For Keynes, the short run was important and due to the instability of the macro economy, government intervention may be necessary to kickstart the economy.
Classical economists tend to be more dismissive of short term falls in output. According to their models, falls in real output below the equilibrium would only be temporary and the economy would return to equilibrium of its own accord. In particular, classical economists argued that if the economy is below full employment, wages should fall and labour markets will clear solving the unemployment.
But, Keynes argued that this was a wrong approach. He stated that the economy may well return to full employment, but, without government intervention this could take a long time.
This is why he quipped in the long run we are all dead. Why wait 10 years for a reduction in unemployment when the reduction could be achieved much quicker?
He argued that what happened in the short run could influence the long run. High unemployment created a negative multiplier effect which reduces output even further. When resources are idle, it may be difficult to get them re-employed. He also highlighted the fact labour markets may not clear. For example, wages are sticky downwards (in other words trades unions resist nominal wage cuts). But, also even if wages did fall, this could be damaging because workers would have less income and so spending would continue to fall.

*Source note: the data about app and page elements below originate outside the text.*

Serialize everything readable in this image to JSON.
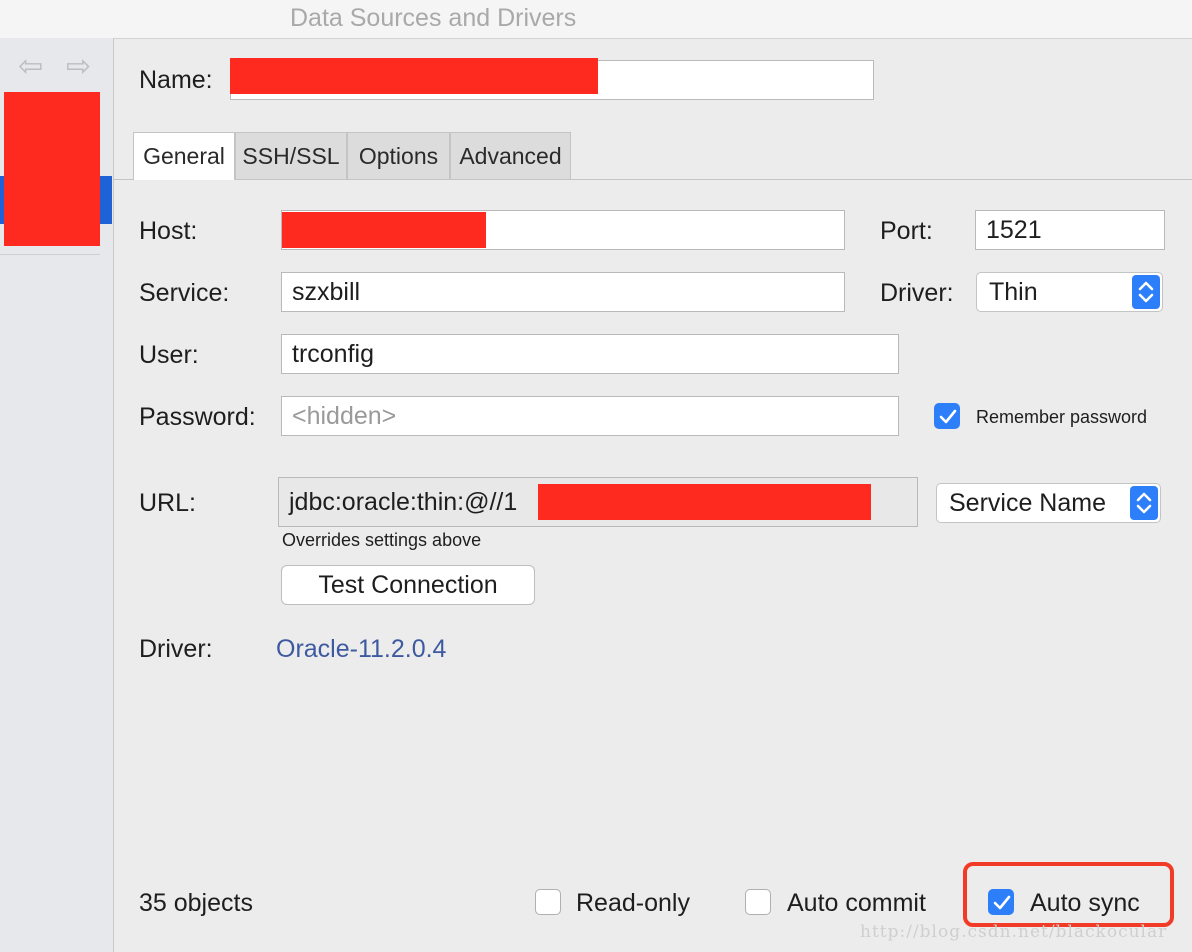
{
  "window": {
    "title": "Data Sources and Drivers"
  },
  "sidebar": {
    "back_icon": "arrow-left-icon",
    "forward_icon": "arrow-right-icon"
  },
  "form": {
    "name_label": "Name:",
    "tabs": [
      "General",
      "SSH/SSL",
      "Options",
      "Advanced"
    ],
    "host_label": "Host:",
    "port_label": "Port:",
    "port_value": "1521",
    "service_label": "Service:",
    "service_value": "szxbill",
    "driver_label": "Driver:",
    "driver_value": "Thin",
    "user_label": "User:",
    "user_value": "trconfig",
    "password_label": "Password:",
    "password_placeholder": "<hidden>",
    "remember_password_label": "Remember password",
    "remember_password_checked": true,
    "url_label": "URL:",
    "url_value": "jdbc:oracle:thin:@//1",
    "url_type_value": "Service Name",
    "overrides_note": "Overrides settings above",
    "test_connection_label": "Test Connection",
    "driver_info_label": "Driver:",
    "driver_link": "Oracle-11.2.0.4"
  },
  "footer": {
    "objects_count": "35 objects",
    "read_only_label": "Read-only",
    "read_only_checked": false,
    "auto_commit_label": "Auto commit",
    "auto_commit_checked": false,
    "auto_sync_label": "Auto sync",
    "auto_sync_checked": true
  },
  "watermark": "http://blog.csdn.net/blackocular",
  "colors": {
    "accent": "#2d7ff9",
    "redaction": "#ff2a1f",
    "highlight": "#f23b26",
    "link": "#3d5aa0"
  }
}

This analysis provided the justification for government intervention – increased government spending financed by borrowing to kick start the economy and make use of passing saving.